Rest easy on your deckchair, Delingpole, for I come in peace. Your column is safe — from me, at least — because this week I have made an unpleasant discovery: your job is really hard, and I don’t know how to do it.
It’s not the watching that’s so hellish, it’s deciding what to watch. It took me two days just to plough through the listings, for Pete’s sake, with a sense of panic rising in my bosom. What sort of locum would I be if I missed the week’s televisual pearl? What if the hours, days and nights I spent in front of the box were wasted on the wrong programmes?
The responsibility that comes with this position is fearsome and, what’s worse, unending. As long as the sun never sets on television — as long as that particular factory whistle never blows — the television critic’s work is never done. Square-eyed, waxy-faced and sleepless, I am going to need a sabbatical as soon as this page is written.
You might think that a documentary called The Plot to Bring Down Britain’s Planes (Thursday, Channel 4) could convey a sense of threat and seriousness with factual content alone; that a not-so-distant reality (i.e., the liquid bomb plot of June 2006) would not need to be souped up to hold our interest, but here was a programme in which fact had been restyled until it looked and felt like fiction — a sort of reverse of the making of Spooks. Actual interviews, voice recordings and snatched CCTV footage were, when they came, chilling and fascinating, but the parts that had been reconstructed as mini-dramas — complete with edge-of-the-seat music and jumpy camerawork — gave the whole film the feel of a made-up drama. It is a curious anti-achievement, to rinse a real and frightening history of all its pungent credibility.
If only someone could put the Seventies through a hot wash. I was hoping it might be Dominic Sandbrook — that the ‘radical new vision’ he promised (Monday, BBC2) might rid me of the nagging feeling that I was born into a soiled and synthetic decade — but what he has unveiled so far (in the first two of four programmes) seems quite familiar. Talking to us from a crowded shopping street or a period interior Mr Sandbrook can hold our interest, but as for bathing the Seventies in a new light? Not yet.
(What is it, by the way, about a busy pavement that is so irresistible to historians? They never seem happier than when addressing the camera from the centre of a bustling throng of pedestrians.)
Sandbrook is serious but a little too keen to make friends, as if he were a new schoolmaster and we a class of rowdy boys. His tone is more chuckling and indulgent — ‘What silly-billies we were back then!’ — than sermonising, which I suppose is a good thing. In the Seventies, he muses, we began to expect what we dared to imagine in the Sixties (and demanded outright in the Eighties) but if he is thinking, ‘And we haven’t learned a damn thing in 40 years,’ he is much too nice to say so — and perhaps we don’t deserve to be told; perhaps the years since have been punishment enough for the aspirations that were hatched then.

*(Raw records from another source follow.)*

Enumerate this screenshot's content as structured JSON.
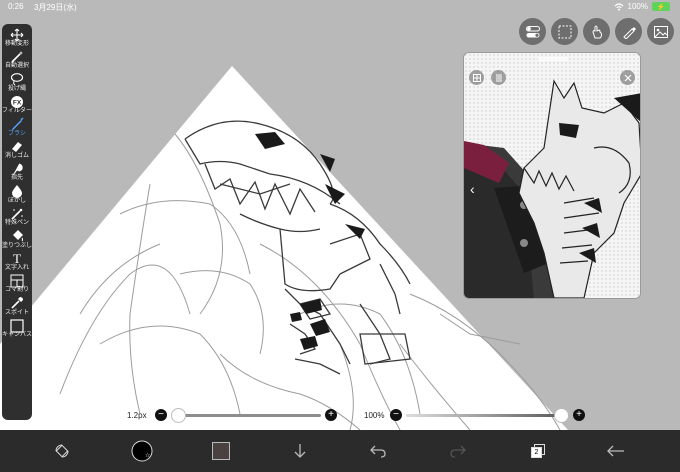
{
  "status": {
    "time": "0:26",
    "date": "3月29日(水)",
    "battery": "100%",
    "battery_color": "#5fd35a"
  },
  "tools": [
    {
      "label": "移動変形",
      "icon": "move-icon"
    },
    {
      "label": "自動選択",
      "icon": "magic-wand-icon"
    },
    {
      "label": "投げ縄",
      "icon": "lasso-icon"
    },
    {
      "label": "フィルター",
      "icon": "filter-fx-icon"
    },
    {
      "label": "ブラシ",
      "icon": "brush-icon",
      "active": true
    },
    {
      "label": "消しゴム",
      "icon": "eraser-icon"
    },
    {
      "label": "指先",
      "icon": "smudge-icon"
    },
    {
      "label": "ぼかし",
      "icon": "blur-drop-icon"
    },
    {
      "label": "特殊ペン",
      "icon": "special-pen-icon"
    },
    {
      "label": "塗りつぶし",
      "icon": "fill-bucket-icon"
    },
    {
      "label": "文字入れ",
      "icon": "text-tool-icon"
    },
    {
      "label": "コマ割り",
      "icon": "panel-divide-icon"
    },
    {
      "label": "スポイト",
      "icon": "eyedropper-icon"
    },
    {
      "label": "キャンバス",
      "icon": "canvas-icon"
    }
  ],
  "top_buttons": [
    "toggle-icon",
    "selection-icon",
    "gesture-icon",
    "ruler-pen-icon",
    "image-icon"
  ],
  "brush": {
    "size_label": "1.2px",
    "size_fraction": 0.0,
    "opacity_label": "100%",
    "opacity_fraction": 1.0,
    "minus": "−",
    "plus": "+"
  },
  "bottom": {
    "current_color": "#4a4141",
    "layers_count": "2",
    "icons": [
      "rotate-view-icon",
      "brush-preview-icon",
      "color-swatch-icon",
      "download-icon",
      "undo-icon",
      "redo-icon",
      "layers-icon",
      "back-arrow-icon"
    ]
  },
  "reference": {
    "accent": "#7a1f3d"
  }
}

But what is he revealing that I would not find in his book? What am I being shown that I can only learn by watching? I switched on for a radical new vision, not an illustrated audio guide. If all I’m doing is watching a learned gentleman give me his opinion then I might as well turn off the telly, pick up his book and listen to T-Rex on my iPod.
Extreme Love — Dementia (Thursday, BBC2) showed us how a relationship might survive when words fail. In this painful, dignified and moving film there was not much said, but an awful lot revealed.
The camera did most of the work, with Louis Theroux keeping pretty quiet. (It is his talent to speak volumes with a long pause, or an awkward silence.) The dementia sufferers spoke either in whirling drifts or not at all, but their carers (whom the programme was really about) gave everything away. They might have struggled to articulate what they felt, but they revealed it nonetheless: we saw loss, sadness, fear, sympathy, frustration, loyalty — every light and shade imaginable — in their faces. The film made no announcements, but it was revelatory.
And now, after three meat courses, a delicious soufflé: Two Greedy Italians (Thursday, BBC2). Who could resist this? Antonio Carluccio and Gennaro Contaldo returning to eat, drink, weep, laugh and bicker their way around Italy. It was just the sort of programme I might have enjoyed, with a clear conscience, before my relationship with TV turned so serious. Enjoyment? Now? It’s a fading memory, and a vanished prospect.